“If you reject the food, ignore the customs, fear the religion and avoid the people, you might better stay at home.” – James Michener
Fussy – how I ate in my previous life. Briefly, in my teens, I would flippantly say “I’m allergic” to get away with avoiding certain food without having to explain myself. Of course, did never worked around the large, round table of a full on Chinese family dinner.
Oh, how that has changed!
I thought I did not like food, except for grandma’s cooking, and when Dad took us for steak. Now I realize, I just did not know. My grandmother is adventurous with food (she was also a death-defying acrobat so…) and often challenged my once-narrow-minded eating habits.
I have no memory of how I fell in love with seafood. It was like I woke up one day and suddenly appreciated the flavor and texture of crabs and prawns. What I do have a memory of though, is Ula educating me about food – I discovered the pleasures of eating and started to understand both the art and science of food.
In moving to Japan, and during my travels, I embraced fully that I was a fool who knew little about food and nutrition. There are so many ingredients and preparation styles I never even heard of. Visiting farms, distilleries and taking hikes in the rural areas has completely reshaped my thinking of food and the stories behind each ingredient. The more I appreciate the work that goes into making real food, the better they taste. The more I learn, the more I crave to know.

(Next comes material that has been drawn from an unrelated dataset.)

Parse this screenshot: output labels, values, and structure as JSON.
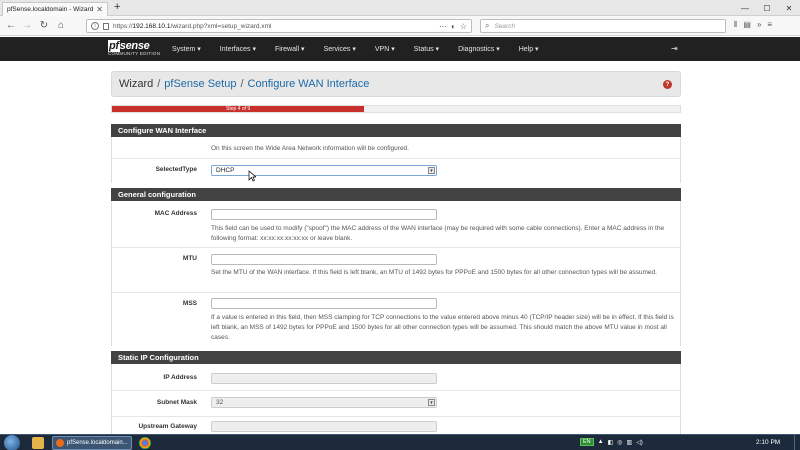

Documenting my pupilage is a good way for me to digest information and preserve memories.